In a previous paper (Barboro et al., 1993, Biophys. J. 65, 1690-1699) we have shown that cancer development in the resistant hepatocyte model of Solt and Farber is characterized by the progressive unfolding of the higher-order structure of chromatin. A possible functional role of decondensation phenomena in cell transformation cannot be ruled out. Genetic activation involves the relaxation of the superstructure of chromatin, which may be, at least in part, modulated by its interaction with the nuclear matrix. Moreover, recent observations suggest that gene expression can be stimulated by alterations in the organization of the cytoskeleton. Therefore, we have characterized the changes in composition that the nuclear matrix-intermediate filament complex undergoes during the evolution of rat hepatocyte nodules. Dramatic changes in the expression of both the nuclear matrix and intermediate filament proteins occur during transformation; they are, however, related in a different way to the stages of carcinogenesis. Several new nuclear matrix proteins appear in early nodules, isolated 9 weeks after initiation.

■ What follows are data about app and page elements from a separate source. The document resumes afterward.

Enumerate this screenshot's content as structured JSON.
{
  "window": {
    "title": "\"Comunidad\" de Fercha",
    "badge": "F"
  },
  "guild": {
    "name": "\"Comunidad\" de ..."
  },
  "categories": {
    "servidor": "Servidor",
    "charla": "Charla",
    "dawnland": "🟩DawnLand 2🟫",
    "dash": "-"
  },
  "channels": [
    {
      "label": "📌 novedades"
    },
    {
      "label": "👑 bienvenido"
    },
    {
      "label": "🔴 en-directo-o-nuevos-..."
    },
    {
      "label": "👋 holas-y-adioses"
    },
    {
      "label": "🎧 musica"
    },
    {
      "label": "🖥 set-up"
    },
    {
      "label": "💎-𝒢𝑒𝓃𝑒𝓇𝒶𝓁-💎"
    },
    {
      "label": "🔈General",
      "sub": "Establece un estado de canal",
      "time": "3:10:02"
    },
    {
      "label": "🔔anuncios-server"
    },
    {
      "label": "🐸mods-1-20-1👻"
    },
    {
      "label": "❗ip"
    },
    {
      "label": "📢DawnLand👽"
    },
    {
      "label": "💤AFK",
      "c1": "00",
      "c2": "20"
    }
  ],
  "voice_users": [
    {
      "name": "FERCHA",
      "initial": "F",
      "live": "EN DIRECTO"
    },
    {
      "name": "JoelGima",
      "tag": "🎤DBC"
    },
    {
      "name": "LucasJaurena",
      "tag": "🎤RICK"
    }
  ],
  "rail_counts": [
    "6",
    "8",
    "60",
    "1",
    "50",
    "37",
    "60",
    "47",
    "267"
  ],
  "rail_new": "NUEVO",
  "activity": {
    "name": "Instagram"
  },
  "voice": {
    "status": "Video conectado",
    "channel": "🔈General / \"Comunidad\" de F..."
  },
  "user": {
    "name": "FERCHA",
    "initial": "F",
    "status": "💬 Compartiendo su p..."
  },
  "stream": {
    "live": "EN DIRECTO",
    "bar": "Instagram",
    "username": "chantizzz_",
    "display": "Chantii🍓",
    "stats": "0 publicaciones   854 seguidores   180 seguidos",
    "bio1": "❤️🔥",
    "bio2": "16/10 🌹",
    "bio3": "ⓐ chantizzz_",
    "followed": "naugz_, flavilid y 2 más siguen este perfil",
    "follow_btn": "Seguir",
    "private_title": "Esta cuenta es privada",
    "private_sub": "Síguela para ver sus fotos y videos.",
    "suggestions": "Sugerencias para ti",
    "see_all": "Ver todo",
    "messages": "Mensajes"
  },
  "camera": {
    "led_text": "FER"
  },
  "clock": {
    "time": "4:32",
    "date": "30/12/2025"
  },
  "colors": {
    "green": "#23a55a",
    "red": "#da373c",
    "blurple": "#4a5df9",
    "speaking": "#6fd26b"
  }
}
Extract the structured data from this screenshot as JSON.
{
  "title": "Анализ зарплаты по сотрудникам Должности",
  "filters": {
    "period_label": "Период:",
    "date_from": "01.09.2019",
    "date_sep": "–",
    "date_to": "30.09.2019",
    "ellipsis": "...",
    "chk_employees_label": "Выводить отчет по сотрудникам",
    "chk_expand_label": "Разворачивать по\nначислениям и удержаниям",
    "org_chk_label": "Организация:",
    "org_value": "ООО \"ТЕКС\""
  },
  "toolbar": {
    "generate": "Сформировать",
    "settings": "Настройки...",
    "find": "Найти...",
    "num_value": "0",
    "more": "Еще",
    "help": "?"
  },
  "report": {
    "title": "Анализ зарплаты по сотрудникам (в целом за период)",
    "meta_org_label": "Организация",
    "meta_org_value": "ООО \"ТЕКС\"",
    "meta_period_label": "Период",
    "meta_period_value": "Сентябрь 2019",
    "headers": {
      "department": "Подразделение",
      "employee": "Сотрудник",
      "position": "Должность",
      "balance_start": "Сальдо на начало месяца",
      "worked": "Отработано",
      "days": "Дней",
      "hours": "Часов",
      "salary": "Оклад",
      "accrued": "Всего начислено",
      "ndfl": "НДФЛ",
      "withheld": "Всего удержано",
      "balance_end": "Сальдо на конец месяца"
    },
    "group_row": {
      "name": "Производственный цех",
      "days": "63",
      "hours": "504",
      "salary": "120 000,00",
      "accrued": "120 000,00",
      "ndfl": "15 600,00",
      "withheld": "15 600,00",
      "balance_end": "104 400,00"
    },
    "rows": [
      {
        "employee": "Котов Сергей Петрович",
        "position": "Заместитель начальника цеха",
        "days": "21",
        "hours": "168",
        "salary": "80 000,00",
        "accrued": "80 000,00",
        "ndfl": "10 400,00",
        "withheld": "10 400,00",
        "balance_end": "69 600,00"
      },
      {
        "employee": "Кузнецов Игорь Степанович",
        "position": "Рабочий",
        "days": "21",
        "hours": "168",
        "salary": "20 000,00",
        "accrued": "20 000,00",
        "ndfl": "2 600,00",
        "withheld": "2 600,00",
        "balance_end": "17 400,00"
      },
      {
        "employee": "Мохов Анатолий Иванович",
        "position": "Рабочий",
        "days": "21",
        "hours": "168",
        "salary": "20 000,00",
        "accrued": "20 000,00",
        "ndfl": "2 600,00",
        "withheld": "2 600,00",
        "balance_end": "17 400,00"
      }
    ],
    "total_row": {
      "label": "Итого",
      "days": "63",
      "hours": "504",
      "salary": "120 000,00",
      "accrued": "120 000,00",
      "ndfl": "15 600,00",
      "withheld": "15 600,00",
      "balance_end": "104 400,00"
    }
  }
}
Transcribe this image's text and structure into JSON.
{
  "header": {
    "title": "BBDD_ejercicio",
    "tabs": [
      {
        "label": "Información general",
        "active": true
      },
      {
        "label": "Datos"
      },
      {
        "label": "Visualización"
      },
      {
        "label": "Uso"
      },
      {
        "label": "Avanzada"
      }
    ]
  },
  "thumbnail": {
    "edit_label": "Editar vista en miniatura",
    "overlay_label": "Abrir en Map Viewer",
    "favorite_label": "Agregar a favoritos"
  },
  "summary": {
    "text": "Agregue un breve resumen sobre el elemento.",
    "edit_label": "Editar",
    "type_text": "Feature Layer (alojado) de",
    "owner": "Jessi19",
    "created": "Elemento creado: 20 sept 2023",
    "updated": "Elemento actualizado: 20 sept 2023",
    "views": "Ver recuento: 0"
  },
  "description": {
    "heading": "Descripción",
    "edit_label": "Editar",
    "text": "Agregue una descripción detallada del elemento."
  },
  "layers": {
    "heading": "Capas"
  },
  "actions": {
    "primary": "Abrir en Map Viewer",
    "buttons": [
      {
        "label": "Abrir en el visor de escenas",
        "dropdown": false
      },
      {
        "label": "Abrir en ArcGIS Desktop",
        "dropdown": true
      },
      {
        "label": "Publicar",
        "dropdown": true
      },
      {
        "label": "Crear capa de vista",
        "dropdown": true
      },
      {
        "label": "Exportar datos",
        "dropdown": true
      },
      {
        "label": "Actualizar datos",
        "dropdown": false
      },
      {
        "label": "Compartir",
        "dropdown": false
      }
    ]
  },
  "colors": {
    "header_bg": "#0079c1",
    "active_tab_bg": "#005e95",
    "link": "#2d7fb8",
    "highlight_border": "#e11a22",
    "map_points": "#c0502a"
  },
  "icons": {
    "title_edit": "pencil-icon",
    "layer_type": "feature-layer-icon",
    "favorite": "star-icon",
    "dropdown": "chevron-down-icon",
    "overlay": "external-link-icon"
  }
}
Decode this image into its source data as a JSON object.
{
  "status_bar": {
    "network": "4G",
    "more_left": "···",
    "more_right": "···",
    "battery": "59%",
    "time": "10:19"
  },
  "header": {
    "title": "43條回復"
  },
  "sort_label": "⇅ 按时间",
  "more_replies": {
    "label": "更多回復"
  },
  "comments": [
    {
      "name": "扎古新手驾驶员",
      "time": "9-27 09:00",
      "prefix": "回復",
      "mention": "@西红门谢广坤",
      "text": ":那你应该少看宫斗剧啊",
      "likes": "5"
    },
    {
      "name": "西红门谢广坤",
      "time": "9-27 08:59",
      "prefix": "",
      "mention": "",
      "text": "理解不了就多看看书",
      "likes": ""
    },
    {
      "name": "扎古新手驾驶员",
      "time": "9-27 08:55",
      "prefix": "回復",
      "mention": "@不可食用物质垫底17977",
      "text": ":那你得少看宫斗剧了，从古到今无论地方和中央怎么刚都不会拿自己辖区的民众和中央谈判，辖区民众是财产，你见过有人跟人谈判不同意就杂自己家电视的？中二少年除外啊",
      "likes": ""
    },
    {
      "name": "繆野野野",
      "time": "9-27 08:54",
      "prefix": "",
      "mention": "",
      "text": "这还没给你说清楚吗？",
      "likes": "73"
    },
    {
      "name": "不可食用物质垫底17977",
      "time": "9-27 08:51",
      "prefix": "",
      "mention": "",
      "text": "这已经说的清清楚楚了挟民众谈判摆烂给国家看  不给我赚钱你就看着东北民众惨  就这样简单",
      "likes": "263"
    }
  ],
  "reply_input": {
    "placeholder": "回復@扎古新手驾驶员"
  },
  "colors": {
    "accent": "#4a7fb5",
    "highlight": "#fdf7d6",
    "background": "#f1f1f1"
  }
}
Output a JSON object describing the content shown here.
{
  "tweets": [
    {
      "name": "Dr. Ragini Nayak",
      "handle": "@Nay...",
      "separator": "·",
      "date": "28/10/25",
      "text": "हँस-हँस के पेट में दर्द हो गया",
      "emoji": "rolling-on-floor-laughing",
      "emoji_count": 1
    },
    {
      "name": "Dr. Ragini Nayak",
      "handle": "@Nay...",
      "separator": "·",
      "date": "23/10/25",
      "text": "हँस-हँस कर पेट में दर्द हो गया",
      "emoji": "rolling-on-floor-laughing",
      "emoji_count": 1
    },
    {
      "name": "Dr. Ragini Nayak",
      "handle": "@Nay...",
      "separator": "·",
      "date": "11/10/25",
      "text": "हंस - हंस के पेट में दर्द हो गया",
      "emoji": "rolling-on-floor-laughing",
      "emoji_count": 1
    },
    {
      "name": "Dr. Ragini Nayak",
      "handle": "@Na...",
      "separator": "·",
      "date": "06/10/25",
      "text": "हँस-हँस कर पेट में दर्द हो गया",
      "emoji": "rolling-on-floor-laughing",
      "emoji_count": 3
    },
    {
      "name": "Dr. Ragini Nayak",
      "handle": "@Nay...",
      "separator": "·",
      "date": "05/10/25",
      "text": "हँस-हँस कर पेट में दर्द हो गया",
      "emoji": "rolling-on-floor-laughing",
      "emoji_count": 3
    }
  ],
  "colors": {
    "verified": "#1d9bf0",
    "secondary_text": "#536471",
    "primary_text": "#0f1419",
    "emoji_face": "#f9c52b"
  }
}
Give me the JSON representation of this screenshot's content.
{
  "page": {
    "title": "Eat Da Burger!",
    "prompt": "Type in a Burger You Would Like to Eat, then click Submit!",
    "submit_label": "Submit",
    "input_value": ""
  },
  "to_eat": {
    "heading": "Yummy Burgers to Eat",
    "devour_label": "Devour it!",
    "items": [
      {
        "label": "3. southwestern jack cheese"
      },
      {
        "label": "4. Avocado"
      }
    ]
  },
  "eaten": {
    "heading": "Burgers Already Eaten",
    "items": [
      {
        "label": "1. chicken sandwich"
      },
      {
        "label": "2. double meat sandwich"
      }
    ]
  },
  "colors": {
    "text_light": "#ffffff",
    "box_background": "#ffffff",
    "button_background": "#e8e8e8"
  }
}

The subsequent evolution of persistent nodules is also characterized by discrete changes in the composition. Thus, the new synthesis of nuclear matrix proteins reflects the emergence of successive cellular populations, in line with the recent finding that a subset of components of the nuclear matrix is cell type-specific. In contrast, intermediate filament proteins undergo continuing changes. A new keratin with apparent molecular weight of 39 kDa, analogous to human keratin 19, appears in early nodules, and its expression steadily increases up to the 32nd week from initiation; at the same time, the amount of the proteolytic fragments of keratins A and D increases sharply. These findings suggest that the inappropriate expression of keratin 19 may be involved in the epigenetic activation of new cellular programs, through the rearrangement of the cytoskeleton which in turn may perturb nuclear matrix function.
ASJC Scopus subject areas
- Cell Biology